It may be counter-intuitive to give a copy(copies) of documents to your opponent when you are suing them to “defeat” them. But our litigation process dictates parties are not to engage each other in “ambush”. It requires litigants (in some cases – non litigants) to go through a process of called “discovery”. The process compels a party to disclose documents in their possession, custody or power that are directly or indirectly relevant to the matters in dispute unless an exception applies (i.e. protected by professional confidentiality and privilege).
Documents that fall into the realm of discovery include ‘any record of information whether legible by eye or not’.
In the “cloud” age, virtual documents are caught by the breadth of the definition though stored in the “cloud system”. These cloud documents are legible by eyes in as much as the ordinary categories of documents are. Usual types include written notes, tape recordings, accounting records, index records, diaries or appointment books, photographs and other similar paper documents and files.

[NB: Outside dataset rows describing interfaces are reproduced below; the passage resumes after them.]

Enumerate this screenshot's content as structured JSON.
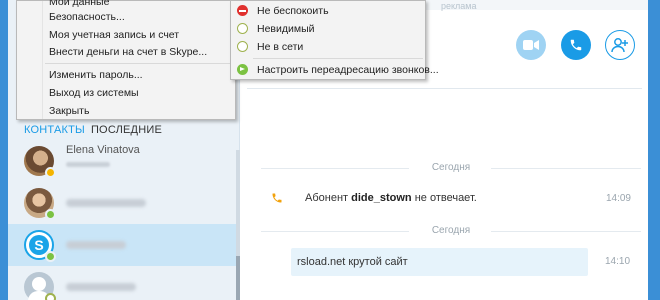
{
  "colors": {
    "frame": "#3b8fd6",
    "accent": "#1a9be6",
    "sidebar_bg": "#eaf1f7",
    "selected_bg": "#c9e5f7",
    "bubble_bg": "#e6f3fb"
  },
  "app_menu": {
    "cut_top_label": "Мои данные",
    "items": [
      {
        "label": "Безопасность...",
        "icon": ""
      },
      {
        "label": "Моя учетная запись и счет",
        "icon": ""
      },
      {
        "label": "Внести деньги на счет в Skype...",
        "icon": ""
      },
      {
        "label": "Изменить пароль...",
        "icon": ""
      },
      {
        "label": "Выход из системы",
        "icon": ""
      },
      {
        "label": "Закрыть",
        "icon": ""
      }
    ]
  },
  "status_menu": {
    "items": [
      {
        "label": "Не беспокоить",
        "icon": "do-not-disturb-icon"
      },
      {
        "label": "Невидимый",
        "icon": "invisible-status-icon"
      },
      {
        "label": "Не в сети",
        "icon": "offline-status-icon"
      },
      {
        "label": "Настроить переадресацию звонков...",
        "icon": "call-forward-icon"
      }
    ]
  },
  "sidebar": {
    "tabs": [
      {
        "label": "КОНТАКТЫ",
        "active": true
      },
      {
        "label": "ПОСЛЕДНИЕ",
        "active": false
      }
    ],
    "contacts": [
      {
        "name": "Elena Vinatova",
        "status": "away"
      },
      {
        "name": "",
        "status": "online"
      },
      {
        "name": "",
        "status": "online",
        "selected": true
      },
      {
        "name": "",
        "status": "offline"
      }
    ]
  },
  "main": {
    "header_hint": "реклама",
    "buttons": {
      "video": "video-call-icon",
      "audio": "audio-call-icon",
      "add": "add-person-icon"
    },
    "day_separator_1": "Сегодня",
    "day_separator_2": "Сегодня",
    "missed_call": {
      "prefix": "Абонент",
      "user": "dide_stown",
      "suffix": "не отвечает.",
      "time": "14:09"
    },
    "message": {
      "text": "rsload.net крутой сайт",
      "time": "14:10"
    }
  }
}
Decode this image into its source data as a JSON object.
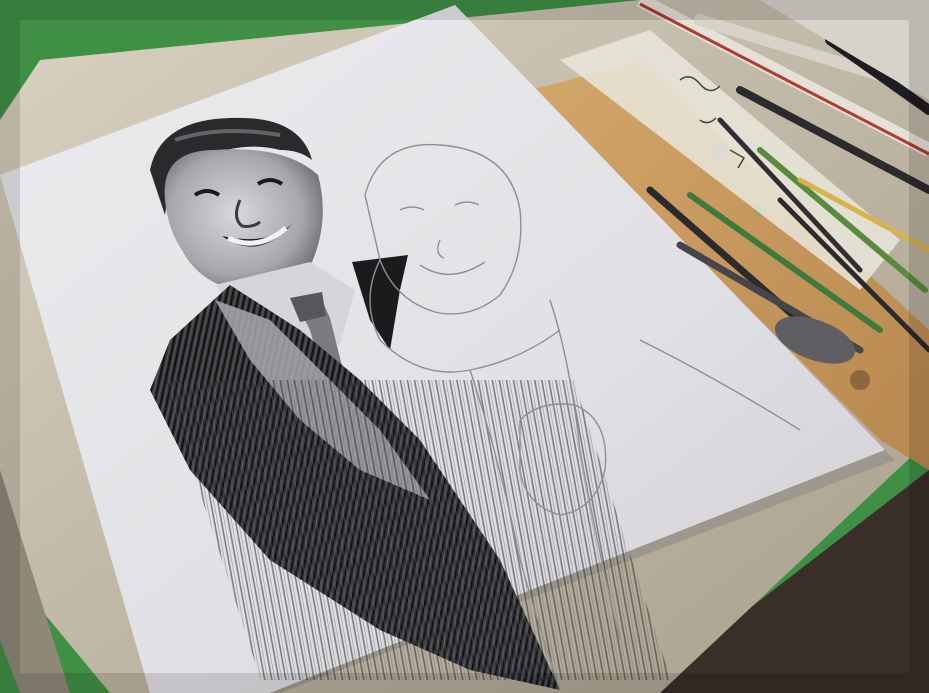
{
  "scene": {
    "subject": "pencil-portrait-drawing-in-progress",
    "colors": {
      "wall_green": "#3f8f45",
      "desk": "#cfc7b4",
      "board": "#c99a5c",
      "paper": "#e6e5e8",
      "graphite_dark": "#1e1e22",
      "skin_shade": "#8a8a8e",
      "pencil_black": "#2b2b2e",
      "pencil_green": "#3e7a3c",
      "ruler_red": "#b23a34",
      "floor_dark": "#3a2e28"
    }
  }
}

The documents that you discover must include all relevant documents, even those that could harm your case. If any related documents are omitted from discovery, there are likely to be serious repercussions to you that could damage your case and expose you to liability.
You must seek adequate legal advice in terms of the obligations to give discovery. The rule of thumb is that you bring to the attention of your legal advisor all the documents that you have even if you think it may not be relevant to the issues arising from the proceedings.
Author: Mr Joshua Lee, LLB. LLM. Senior Associate Series 002022020